Bipartisanship is Not Dead
Given the intense acrimony surrounding the Supreme Court confirmation hearings, it would be understandable if you missed all that Republican and Democrat senators have been able to accomplish by working together. The list has grown recently and deserves to be highlighted.
The return to regular order for appropriations bills is a perfect place to start. Passing the 12 bills that fund the government had become unmanageable given the years-long buildup of gridlock in Congress. Washington has come to the verge of government shutdown repeatedly for the past decade.
Now, under the leadership of Chairman Richard Shelby (R-AL) and Vice-Chairman Patrick Leahy (D-VT), all 12 of the spending bills have been reported favorably out of the Appropriations Committee at the fastest pace in thirty years. Half of these bills have now become law.
I am pleased the bill I authored, which determines allocations for military construction projects and veterans' benefits, was among the first ones President Trump signed into law. My bill, in coordination with the legislation that funds the Department of Defense becoming law, marks the first time Congress has funded our military on time, through regular order, in a decade.
The bipartisan work isn’t focused solely on funding bills either. The Senate has come together to pass a number of measures that will help Americans get ahead in today’s economy, keep our communities safe and deliver on promises to our veterans.
That last point, working to keep our promises to our veterans, is a particular point of pride for me. As a member of the Senate Veterans’ Affairs Committee and the chairman of the appropriations subcommittee that oversees our veterans’ programs, I have long noted how these committees are unique in the manner in which members put aside partisan issues to help our veterans. This commitment extends to the full Senate, which approved a landmark bill that improves the Department of Veterans Affairs current healthcare delivery system by providing veterans with more choices and fewer barriers to care.
During the 115th Congress, the Senate has also passed bipartisan legislation that will help our economy continue to grow, including enacting a law that invests in career and technical education programs to help Americans get the skills they need to succeed in a modern economy, as well as passage of critical bills to reauthorize the Farm Bill and the Water Resources Development Act.
Republicans and Democrats have come together to pass legislation to strengthen the federal response to our nation’s opioid crisis by expanding prevention efforts, empowering law enforcement and increasing access to treatment. We have taken threats from Iran, North Korea and Russia head-on with tough sanctions and also enacted a new law to combat sex trafficking.

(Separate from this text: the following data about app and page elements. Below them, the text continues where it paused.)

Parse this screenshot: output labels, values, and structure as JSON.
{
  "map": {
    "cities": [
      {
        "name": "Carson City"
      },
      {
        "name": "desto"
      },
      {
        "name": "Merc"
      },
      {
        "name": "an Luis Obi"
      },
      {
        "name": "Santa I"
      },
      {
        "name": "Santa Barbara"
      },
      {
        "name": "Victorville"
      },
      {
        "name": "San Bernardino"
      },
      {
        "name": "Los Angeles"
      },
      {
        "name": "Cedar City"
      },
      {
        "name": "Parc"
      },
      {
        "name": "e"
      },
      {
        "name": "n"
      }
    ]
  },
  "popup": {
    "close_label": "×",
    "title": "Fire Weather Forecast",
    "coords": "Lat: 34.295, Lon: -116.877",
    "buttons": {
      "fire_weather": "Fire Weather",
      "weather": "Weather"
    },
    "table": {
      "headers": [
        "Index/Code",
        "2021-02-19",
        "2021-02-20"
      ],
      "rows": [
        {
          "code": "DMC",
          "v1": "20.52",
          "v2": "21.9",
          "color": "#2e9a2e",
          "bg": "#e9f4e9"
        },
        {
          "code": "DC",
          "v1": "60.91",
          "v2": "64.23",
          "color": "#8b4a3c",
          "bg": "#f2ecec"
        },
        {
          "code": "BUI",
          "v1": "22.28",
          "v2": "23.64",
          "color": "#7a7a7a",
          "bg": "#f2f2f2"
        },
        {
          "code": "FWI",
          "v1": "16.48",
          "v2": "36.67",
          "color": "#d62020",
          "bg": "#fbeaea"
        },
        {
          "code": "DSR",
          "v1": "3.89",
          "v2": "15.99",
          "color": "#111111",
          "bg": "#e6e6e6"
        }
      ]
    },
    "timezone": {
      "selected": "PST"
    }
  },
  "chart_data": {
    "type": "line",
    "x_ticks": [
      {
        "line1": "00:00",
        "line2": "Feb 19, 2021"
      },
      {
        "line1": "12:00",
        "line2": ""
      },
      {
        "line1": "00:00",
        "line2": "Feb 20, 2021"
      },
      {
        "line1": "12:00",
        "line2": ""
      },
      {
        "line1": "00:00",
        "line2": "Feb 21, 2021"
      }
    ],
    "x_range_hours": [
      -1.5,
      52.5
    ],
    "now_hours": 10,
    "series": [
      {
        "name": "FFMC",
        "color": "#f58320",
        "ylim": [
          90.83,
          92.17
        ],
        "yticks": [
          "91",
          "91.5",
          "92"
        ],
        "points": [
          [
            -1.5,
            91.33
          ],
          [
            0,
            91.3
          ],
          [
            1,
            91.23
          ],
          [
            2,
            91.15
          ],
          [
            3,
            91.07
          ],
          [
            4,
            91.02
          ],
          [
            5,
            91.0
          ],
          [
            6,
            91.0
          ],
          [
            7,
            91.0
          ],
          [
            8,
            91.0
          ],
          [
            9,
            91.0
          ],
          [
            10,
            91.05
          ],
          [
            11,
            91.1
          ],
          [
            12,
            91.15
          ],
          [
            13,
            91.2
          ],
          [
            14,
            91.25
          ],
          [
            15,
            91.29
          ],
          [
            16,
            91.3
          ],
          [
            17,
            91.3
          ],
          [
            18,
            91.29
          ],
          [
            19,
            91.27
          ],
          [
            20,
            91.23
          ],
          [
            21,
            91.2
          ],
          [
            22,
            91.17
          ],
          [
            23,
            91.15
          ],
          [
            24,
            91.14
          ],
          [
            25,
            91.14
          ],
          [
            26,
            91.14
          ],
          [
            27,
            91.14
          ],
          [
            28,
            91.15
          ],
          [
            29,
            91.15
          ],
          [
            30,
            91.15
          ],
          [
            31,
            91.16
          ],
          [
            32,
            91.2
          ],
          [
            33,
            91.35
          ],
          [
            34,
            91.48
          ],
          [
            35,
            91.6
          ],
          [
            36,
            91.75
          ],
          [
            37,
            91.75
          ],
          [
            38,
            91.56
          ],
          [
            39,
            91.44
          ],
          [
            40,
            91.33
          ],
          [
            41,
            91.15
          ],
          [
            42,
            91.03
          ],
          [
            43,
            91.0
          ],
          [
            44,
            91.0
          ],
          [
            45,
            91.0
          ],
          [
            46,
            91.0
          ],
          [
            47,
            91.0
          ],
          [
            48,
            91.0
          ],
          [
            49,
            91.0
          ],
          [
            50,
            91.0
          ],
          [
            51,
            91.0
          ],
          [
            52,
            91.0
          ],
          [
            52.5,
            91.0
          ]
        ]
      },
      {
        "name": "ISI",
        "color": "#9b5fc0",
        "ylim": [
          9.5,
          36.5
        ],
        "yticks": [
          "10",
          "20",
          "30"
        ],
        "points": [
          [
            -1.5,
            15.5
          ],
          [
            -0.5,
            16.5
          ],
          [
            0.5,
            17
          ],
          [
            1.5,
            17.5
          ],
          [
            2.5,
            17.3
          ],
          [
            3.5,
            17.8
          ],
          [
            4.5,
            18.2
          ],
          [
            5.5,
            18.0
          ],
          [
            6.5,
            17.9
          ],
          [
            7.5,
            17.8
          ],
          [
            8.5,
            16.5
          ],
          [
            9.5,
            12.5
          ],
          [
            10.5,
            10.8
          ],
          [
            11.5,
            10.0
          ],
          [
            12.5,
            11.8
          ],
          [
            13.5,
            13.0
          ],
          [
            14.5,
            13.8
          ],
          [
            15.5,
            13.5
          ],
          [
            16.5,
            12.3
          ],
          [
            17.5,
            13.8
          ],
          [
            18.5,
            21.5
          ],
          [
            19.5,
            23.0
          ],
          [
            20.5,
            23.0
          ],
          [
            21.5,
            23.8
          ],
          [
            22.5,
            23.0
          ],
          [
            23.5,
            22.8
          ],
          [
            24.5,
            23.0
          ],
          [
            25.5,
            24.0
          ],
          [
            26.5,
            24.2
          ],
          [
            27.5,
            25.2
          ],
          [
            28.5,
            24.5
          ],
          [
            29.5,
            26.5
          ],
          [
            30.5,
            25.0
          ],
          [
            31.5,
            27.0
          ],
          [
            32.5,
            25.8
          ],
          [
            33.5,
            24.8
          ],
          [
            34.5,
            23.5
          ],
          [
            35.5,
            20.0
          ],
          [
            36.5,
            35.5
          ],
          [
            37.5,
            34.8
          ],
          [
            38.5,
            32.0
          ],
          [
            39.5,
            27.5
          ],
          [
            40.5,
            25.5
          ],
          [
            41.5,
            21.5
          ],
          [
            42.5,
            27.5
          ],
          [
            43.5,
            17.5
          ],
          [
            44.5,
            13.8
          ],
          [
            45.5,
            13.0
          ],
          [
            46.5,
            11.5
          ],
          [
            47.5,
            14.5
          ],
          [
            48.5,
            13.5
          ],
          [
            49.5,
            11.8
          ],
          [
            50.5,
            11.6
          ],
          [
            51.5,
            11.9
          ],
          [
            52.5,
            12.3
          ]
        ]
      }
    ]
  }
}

We’ve worked together to address issues in our health care system, reauthorizing an essential program that provides low-cost health coverage to children and passing legislation to prevent health insurers and drug companies from masking the lowest possible cost of prescription drugs.
The country is divided. Media coverage of the Senate reflects that in many ways, but the stories you don’t see as often paint a different picture. We can get a great deal accomplished when we work together. I hope we continue to proceed in that direction.
9-28-18 6:00 p.m. kawx.org